Starting points aren’t always the springboard for some match-made-in-heaven relationship. There have been times that I’ve found myself at a starting point with someone that needs to be an ending point. I’m a big believer in people having boundaries and protecting themselves from relationships that could be unhealthy and exhausting. But can’t there be a middle ground between trying to be friends with everyone (which will wear you out) and shutting everyone out (which could make you the Unabomber)?

I can see why it could be more comfortable to just pull up the welcome mat and become the embodiment of that Emily Dickinson poem (“The soul selects her own society – then – shuts the door…”), but I just don’t interpret that as being Jesus to others.

We could leave the welcome mat out there and see what happens. I’m willing to see what happens.

Friday, December 04, 2009


Here’s what’s been going on with me lately:

- My parents moved here in August. They keep our kids overnight for free. My mom gives me her extra coupons. Life is pretty sweet.

- Chad’s mom moved here a couple of weeks ago. That situation is going to be somewhat more demanding of us, but we can do it.

- I went to Dallas in October and saw U2 with my bff Carol and her husband Patrick. I haven’t blogged about it because I don’t even know how to write about how great it was. Seeing U2 was in the top three of my bucket list. So after I write an award-winning novel and go bobsledding with the U.S. Bobsled Team, I can pretty much die happy. My only disappointment with the concert is that Bono didn’t propose to me. And I was counting on him to. I think he was waiting for a more intimate moment. Or it could be that we’re both married to other people and he doesn’t know I exist. But I’m trying to stay positive.
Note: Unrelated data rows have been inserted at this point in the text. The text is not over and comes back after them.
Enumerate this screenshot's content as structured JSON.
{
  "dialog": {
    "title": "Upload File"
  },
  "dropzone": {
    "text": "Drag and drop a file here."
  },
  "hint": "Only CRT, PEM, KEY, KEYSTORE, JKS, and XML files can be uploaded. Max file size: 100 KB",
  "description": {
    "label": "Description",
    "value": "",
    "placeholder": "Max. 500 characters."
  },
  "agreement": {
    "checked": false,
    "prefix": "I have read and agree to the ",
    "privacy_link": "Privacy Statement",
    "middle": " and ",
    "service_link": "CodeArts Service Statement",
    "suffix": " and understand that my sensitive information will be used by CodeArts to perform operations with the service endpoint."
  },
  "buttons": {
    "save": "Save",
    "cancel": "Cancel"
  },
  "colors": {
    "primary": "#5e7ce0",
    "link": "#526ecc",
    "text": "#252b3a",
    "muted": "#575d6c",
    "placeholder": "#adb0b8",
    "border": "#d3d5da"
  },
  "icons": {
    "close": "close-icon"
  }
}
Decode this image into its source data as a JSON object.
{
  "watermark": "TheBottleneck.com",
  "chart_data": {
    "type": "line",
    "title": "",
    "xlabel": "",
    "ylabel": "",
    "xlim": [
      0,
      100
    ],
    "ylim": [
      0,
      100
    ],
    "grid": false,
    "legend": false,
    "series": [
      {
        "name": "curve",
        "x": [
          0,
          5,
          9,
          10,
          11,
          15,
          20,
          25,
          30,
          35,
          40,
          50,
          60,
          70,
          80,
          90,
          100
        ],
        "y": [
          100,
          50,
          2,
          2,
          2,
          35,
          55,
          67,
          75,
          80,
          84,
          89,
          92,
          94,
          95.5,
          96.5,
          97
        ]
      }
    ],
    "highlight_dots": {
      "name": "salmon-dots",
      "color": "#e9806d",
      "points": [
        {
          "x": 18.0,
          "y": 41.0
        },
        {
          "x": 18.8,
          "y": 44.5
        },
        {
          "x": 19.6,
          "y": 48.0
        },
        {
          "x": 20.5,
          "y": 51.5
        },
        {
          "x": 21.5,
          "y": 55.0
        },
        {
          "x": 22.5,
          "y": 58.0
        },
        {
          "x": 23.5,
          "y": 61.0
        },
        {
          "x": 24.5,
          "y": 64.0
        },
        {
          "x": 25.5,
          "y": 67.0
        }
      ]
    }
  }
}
- Speaking of writing novels, I’ve been working on one for the past several months. Good writers don’t divulge too much about their works-in-progress, so if you want to know what it’s about, come to the book-signing.

- I've taken some time away from being involved in Chad's youth ministry. I kept getting signs that maybe I shouldn't be involved in it. This was very strange to me, especially since I thrived in it at our old church. I've really missed being around the kids. They IM me on Facebook and tell me they miss me. I'm thinking of easing back into it. We'll see how it goes.

- My depression is at bay for now. I spent most of this year getting my mind around some circumstances I once thought I couldn’t live with. With the help of old and new friends and with the unwavering support of my husband, I’m almost OK. Just do me a favor. If you ever see a sign outside a church that says “WE’RE TOO BLESSED TO BE DEPRESSED!”, go to Sam’s, buy however many dozens of eggs you want, and (at night and wearing dark clothes) throw them all at the sign. Because whoever put that sign up is stupid. And you’re doing them a favor by letting them know that.

- I'm thinking about grad school. The thought of me getting a master's is exciting and overwhelming and downright scary all at the same time. Should I start this fall? When I'll have a new middle-schooler and a new kindergartener? Should I wait a year? Should I never do it and lie on my death bed at 80 (after the novel and bobsledding thing) and let my last words be "I should have gone to grad school."?

I'll get back to you on that.